- [About this task]:
Output all of the lines below exactly, and leave out each image.

- [Records for this exercise]:
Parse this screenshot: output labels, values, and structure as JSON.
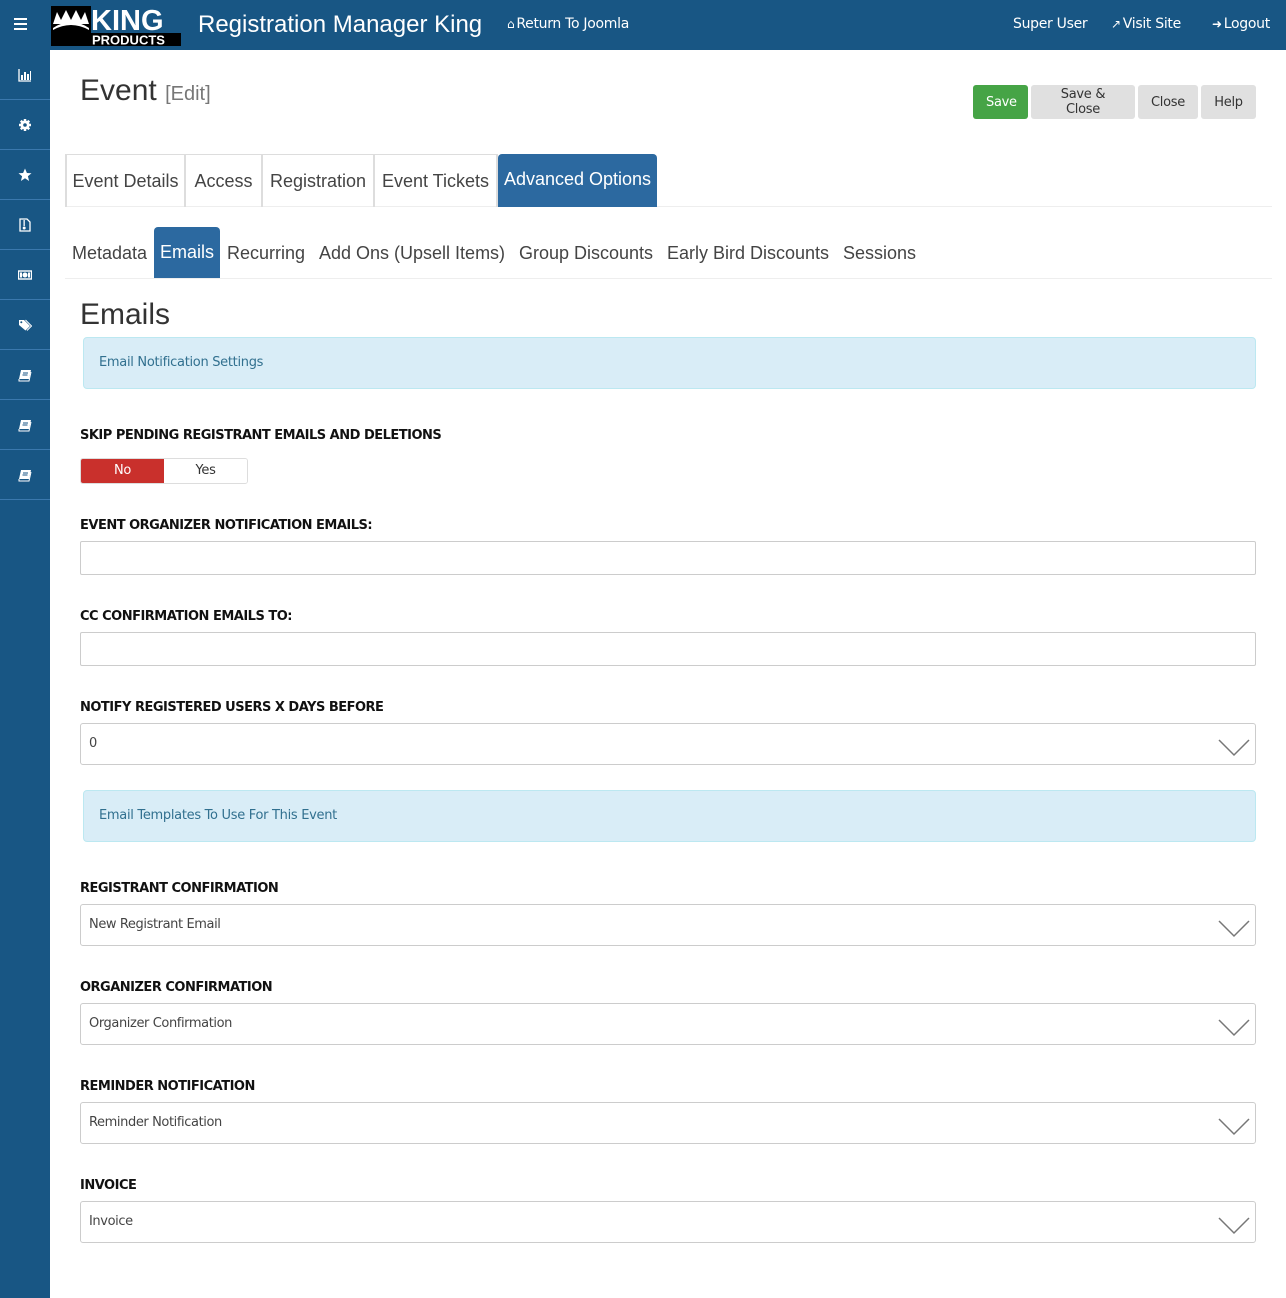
{
  "header": {
    "app_title": "Registration Manager King",
    "logo_text_top": "KING",
    "logo_text_bottom": "PRODUCTS",
    "nav": {
      "return_label": "Return To Joomla",
      "user_label": "Super User",
      "visit_label": "Visit Site",
      "logout_label": "Logout"
    },
    "icons": {
      "return": "home-icon",
      "visit": "external-link-icon",
      "logout": "sign-out-icon",
      "menu": "hamburger-icon"
    }
  },
  "sidebar": {
    "items": [
      {
        "icon": "bar-chart-icon"
      },
      {
        "icon": "gear-icon"
      },
      {
        "icon": "star-icon"
      },
      {
        "icon": "file-archive-icon"
      },
      {
        "icon": "money-icon"
      },
      {
        "icon": "tags-icon"
      },
      {
        "icon": "book-icon"
      },
      {
        "icon": "book-icon"
      },
      {
        "icon": "book-icon"
      }
    ]
  },
  "page": {
    "title": "Event",
    "subtitle": "[Edit]"
  },
  "toolbar": {
    "save_label": "Save",
    "save_close_label": "Save & Close",
    "close_label": "Close",
    "help_label": "Help"
  },
  "main_tabs": [
    {
      "label": "Event Details",
      "active": false
    },
    {
      "label": "Access",
      "active": false
    },
    {
      "label": "Registration",
      "active": false
    },
    {
      "label": "Event Tickets",
      "active": false
    },
    {
      "label": "Advanced Options",
      "active": true
    }
  ],
  "sub_tabs": [
    {
      "label": "Metadata",
      "active": false
    },
    {
      "label": "Emails",
      "active": true
    },
    {
      "label": "Recurring",
      "active": false
    },
    {
      "label": "Add Ons (Upsell Items)",
      "active": false
    },
    {
      "label": "Group Discounts",
      "active": false
    },
    {
      "label": "Early Bird Discounts",
      "active": false
    },
    {
      "label": "Sessions",
      "active": false
    }
  ],
  "emails": {
    "section_title": "Emails",
    "notification_alert": "Email Notification Settings",
    "skip_pending": {
      "label": "SKIP PENDING REGISTRANT EMAILS AND DELETIONS",
      "options": [
        "No",
        "Yes"
      ],
      "selected": "No"
    },
    "organizer_emails": {
      "label": "EVENT ORGANIZER NOTIFICATION EMAILS:",
      "value": ""
    },
    "cc_emails": {
      "label": "CC CONFIRMATION EMAILS TO:",
      "value": ""
    },
    "notify_days": {
      "label": "NOTIFY REGISTERED USERS X DAYS BEFORE",
      "value": "0"
    },
    "templates_alert": "Email Templates To Use For This Event",
    "registrant_confirmation": {
      "label": "REGISTRANT CONFIRMATION",
      "value": "New Registrant Email"
    },
    "organizer_confirmation": {
      "label": "ORGANIZER CONFIRMATION",
      "value": "Organizer Confirmation"
    },
    "reminder_notification": {
      "label": "REMINDER NOTIFICATION",
      "value": "Reminder Notification"
    },
    "invoice": {
      "label": "INVOICE",
      "value": "Invoice"
    }
  },
  "colors": {
    "navbar": "#185684",
    "tab_active": "#2c69a0",
    "save": "#46a446",
    "toggle_no": "#c9302c",
    "alert_bg": "#d9edf7",
    "alert_text": "#31708f"
  }
}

- [Completed task]:
Parse this screenshot: output labels, values, and structure as JSON.
{
  "header": {
    "app_title": "Registration Manager King",
    "logo_text_top": "KING",
    "logo_text_bottom": "PRODUCTS",
    "nav": {
      "return_label": "Return To Joomla",
      "user_label": "Super User",
      "visit_label": "Visit Site",
      "logout_label": "Logout"
    },
    "icons": {
      "return": "home-icon",
      "visit": "external-link-icon",
      "logout": "sign-out-icon",
      "menu": "hamburger-icon"
    }
  },
  "sidebar": {
    "items": [
      {
        "icon": "bar-chart-icon"
      },
      {
        "icon": "gear-icon"
      },
      {
        "icon": "star-icon"
      },
      {
        "icon": "file-archive-icon"
      },
      {
        "icon": "money-icon"
      },
      {
        "icon": "tags-icon"
      },
      {
        "icon": "book-icon"
      },
      {
        "icon": "book-icon"
      },
      {
        "icon": "book-icon"
      }
    ]
  },
  "page": {
    "title": "Event",
    "subtitle": "[Edit]"
  },
  "toolbar": {
    "save_label": "Save",
    "save_close_label": "Save & Close",
    "close_label": "Close",
    "help_label": "Help"
  },
  "main_tabs": [
    {
      "label": "Event Details",
      "active": false
    },
    {
      "label": "Access",
      "active": false
    },
    {
      "label": "Registration",
      "active": false
    },
    {
      "label": "Event Tickets",
      "active": false
    },
    {
      "label": "Advanced Options",
      "active": true
    }
  ],
  "sub_tabs": [
    {
      "label": "Metadata",
      "active": false
    },
    {
      "label": "Emails",
      "active": true
    },
    {
      "label": "Recurring",
      "active": false
    },
    {
      "label": "Add Ons (Upsell Items)",
      "active": false
    },
    {
      "label": "Group Discounts",
      "active": false
    },
    {
      "label": "Early Bird Discounts",
      "active": false
    },
    {
      "label": "Sessions",
      "active": false
    }
  ],
  "emails": {
    "section_title": "Emails",
    "notification_alert": "Email Notification Settings",
    "skip_pending": {
      "label": "SKIP PENDING REGISTRANT EMAILS AND DELETIONS",
      "options": [
        "No",
        "Yes"
      ],
      "selected": "No"
    },
    "organizer_emails": {
      "label": "EVENT ORGANIZER NOTIFICATION EMAILS:",
      "value": ""
    },
    "cc_emails": {
      "label": "CC CONFIRMATION EMAILS TO:",
      "value": ""
    },
    "notify_days": {
      "label": "NOTIFY REGISTERED USERS X DAYS BEFORE",
      "value": "0"
    },
    "templates_alert": "Email Templates To Use For This Event",
    "registrant_confirmation": {
      "label": "REGISTRANT CONFIRMATION",
      "value": "New Registrant Email"
    },
    "organizer_confirmation": {
      "label": "ORGANIZER CONFIRMATION",
      "value": "Organizer Confirmation"
    },
    "reminder_notification": {
      "label": "REMINDER NOTIFICATION",
      "value": "Reminder Notification"
    },
    "invoice": {
      "label": "INVOICE",
      "value": "Invoice"
    }
  },
  "colors": {
    "navbar": "#185684",
    "tab_active": "#2c69a0",
    "save": "#46a446",
    "toggle_no": "#c9302c",
    "alert_bg": "#d9edf7",
    "alert_text": "#31708f"
  }
}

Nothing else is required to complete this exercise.